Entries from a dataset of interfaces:
%%

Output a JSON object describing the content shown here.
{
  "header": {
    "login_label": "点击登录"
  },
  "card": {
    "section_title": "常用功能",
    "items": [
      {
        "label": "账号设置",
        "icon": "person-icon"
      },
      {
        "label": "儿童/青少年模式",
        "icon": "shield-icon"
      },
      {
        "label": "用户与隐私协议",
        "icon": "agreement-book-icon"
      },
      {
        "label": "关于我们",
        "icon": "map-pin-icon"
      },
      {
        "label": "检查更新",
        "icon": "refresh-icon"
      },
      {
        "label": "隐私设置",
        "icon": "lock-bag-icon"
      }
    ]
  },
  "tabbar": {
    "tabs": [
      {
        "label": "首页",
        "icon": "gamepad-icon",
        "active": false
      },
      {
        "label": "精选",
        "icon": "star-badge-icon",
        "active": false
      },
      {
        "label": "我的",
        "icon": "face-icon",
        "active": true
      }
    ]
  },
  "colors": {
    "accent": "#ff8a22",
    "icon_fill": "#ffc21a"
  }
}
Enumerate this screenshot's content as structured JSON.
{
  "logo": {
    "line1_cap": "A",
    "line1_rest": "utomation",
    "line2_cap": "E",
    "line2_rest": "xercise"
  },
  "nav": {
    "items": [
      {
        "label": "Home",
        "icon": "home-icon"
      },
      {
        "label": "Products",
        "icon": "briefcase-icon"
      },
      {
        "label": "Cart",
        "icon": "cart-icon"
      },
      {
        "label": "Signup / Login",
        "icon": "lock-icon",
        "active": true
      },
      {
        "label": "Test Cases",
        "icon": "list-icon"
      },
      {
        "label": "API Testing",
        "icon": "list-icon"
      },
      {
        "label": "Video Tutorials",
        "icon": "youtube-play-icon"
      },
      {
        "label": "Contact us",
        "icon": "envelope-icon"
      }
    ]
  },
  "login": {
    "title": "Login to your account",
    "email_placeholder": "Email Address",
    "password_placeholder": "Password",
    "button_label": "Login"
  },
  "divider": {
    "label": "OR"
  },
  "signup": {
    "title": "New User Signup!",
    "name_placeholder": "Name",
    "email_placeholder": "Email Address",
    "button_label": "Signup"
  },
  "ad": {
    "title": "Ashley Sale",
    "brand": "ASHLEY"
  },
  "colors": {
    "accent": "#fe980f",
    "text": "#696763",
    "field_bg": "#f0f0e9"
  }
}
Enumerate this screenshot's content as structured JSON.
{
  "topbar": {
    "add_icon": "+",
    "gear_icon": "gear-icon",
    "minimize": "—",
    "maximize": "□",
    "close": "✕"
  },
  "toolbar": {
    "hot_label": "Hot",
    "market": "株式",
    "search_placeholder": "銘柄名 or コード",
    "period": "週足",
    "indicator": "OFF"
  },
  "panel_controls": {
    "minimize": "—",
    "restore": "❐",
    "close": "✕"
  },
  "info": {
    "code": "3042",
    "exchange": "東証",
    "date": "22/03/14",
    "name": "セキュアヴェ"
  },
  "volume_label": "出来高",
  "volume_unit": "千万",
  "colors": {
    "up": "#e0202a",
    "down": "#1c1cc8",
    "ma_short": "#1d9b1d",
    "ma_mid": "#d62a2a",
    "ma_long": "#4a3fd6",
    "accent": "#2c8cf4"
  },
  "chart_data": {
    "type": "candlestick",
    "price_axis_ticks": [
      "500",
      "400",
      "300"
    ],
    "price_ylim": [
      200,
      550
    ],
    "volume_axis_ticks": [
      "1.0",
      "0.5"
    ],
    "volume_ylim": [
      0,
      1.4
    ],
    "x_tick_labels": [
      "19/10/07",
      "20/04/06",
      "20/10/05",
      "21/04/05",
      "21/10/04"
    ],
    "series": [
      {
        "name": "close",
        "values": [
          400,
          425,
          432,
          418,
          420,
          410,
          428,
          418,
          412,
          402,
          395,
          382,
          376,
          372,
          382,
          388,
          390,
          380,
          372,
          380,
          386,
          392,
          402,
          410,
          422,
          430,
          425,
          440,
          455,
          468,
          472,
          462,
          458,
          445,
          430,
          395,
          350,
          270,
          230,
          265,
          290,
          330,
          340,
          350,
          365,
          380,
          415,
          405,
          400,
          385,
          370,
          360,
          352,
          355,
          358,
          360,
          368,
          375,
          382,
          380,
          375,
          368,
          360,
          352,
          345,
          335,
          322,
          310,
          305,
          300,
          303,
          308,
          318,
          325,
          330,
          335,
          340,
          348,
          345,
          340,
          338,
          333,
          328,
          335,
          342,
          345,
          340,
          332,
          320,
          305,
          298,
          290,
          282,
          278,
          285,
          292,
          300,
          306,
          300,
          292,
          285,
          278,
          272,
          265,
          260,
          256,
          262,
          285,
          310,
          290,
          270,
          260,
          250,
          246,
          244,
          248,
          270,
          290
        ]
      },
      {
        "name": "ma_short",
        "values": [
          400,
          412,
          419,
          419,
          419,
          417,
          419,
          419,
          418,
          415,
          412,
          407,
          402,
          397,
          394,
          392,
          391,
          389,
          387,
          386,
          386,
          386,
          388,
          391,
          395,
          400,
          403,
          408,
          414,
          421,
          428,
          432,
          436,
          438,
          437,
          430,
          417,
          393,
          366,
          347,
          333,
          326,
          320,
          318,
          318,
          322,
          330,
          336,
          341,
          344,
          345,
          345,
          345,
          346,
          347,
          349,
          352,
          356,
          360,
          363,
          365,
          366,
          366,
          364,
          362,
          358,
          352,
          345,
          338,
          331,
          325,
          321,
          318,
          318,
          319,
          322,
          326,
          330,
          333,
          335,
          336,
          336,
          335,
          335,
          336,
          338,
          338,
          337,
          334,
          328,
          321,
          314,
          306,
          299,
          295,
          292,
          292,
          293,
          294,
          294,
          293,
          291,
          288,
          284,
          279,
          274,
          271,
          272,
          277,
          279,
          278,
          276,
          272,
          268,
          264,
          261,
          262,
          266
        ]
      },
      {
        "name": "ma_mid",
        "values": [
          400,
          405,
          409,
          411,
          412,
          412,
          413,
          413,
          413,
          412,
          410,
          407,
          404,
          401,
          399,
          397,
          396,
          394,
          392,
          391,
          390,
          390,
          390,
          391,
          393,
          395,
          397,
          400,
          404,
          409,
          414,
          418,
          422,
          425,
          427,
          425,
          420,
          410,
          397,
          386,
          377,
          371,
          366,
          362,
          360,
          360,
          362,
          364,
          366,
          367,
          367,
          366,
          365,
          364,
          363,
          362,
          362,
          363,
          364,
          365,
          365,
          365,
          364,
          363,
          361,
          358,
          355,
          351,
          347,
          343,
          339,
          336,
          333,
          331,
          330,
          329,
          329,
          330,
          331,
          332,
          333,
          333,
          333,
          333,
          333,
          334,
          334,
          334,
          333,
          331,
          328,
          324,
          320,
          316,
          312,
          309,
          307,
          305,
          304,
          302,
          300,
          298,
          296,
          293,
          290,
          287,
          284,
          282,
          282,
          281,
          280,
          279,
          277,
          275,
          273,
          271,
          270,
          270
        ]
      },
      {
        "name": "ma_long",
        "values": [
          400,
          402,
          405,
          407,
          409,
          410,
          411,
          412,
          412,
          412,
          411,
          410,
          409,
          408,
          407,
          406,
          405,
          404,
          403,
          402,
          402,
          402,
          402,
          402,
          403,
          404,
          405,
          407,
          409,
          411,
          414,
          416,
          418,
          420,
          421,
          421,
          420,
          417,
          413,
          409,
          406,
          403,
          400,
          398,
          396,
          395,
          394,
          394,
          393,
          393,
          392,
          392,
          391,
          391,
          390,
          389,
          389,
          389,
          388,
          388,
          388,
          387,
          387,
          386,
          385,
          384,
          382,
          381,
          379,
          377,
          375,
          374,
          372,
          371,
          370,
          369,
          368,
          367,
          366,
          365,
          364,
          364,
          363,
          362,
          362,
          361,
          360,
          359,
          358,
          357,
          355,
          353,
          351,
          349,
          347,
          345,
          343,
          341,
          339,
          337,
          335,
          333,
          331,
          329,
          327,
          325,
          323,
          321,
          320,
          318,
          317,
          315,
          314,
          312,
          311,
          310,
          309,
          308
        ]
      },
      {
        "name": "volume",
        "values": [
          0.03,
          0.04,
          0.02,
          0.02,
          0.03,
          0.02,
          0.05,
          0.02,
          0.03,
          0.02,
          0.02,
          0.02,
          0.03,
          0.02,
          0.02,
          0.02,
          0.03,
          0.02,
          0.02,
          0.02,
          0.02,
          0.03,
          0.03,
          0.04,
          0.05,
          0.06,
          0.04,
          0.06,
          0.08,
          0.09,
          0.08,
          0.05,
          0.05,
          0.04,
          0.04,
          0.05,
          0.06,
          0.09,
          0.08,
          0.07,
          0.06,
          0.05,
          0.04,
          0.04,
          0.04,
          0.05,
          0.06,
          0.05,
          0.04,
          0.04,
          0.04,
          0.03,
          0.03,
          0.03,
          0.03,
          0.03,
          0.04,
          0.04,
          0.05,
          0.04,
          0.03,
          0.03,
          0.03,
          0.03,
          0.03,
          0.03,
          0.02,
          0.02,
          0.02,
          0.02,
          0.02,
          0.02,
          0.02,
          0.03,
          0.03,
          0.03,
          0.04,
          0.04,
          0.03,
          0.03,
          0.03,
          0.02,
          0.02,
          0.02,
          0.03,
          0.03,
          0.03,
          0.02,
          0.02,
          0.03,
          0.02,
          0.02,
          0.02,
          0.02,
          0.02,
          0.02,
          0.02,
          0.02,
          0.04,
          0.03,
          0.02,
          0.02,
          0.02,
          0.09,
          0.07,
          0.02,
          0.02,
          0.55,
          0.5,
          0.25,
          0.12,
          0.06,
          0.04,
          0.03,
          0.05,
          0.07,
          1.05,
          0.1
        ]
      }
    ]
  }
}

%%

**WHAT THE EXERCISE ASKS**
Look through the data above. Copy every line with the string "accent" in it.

**RESULT**
    "accent": "#ff8a22",
    "accent": "#fe980f",
    "accent": "#2c8cf4"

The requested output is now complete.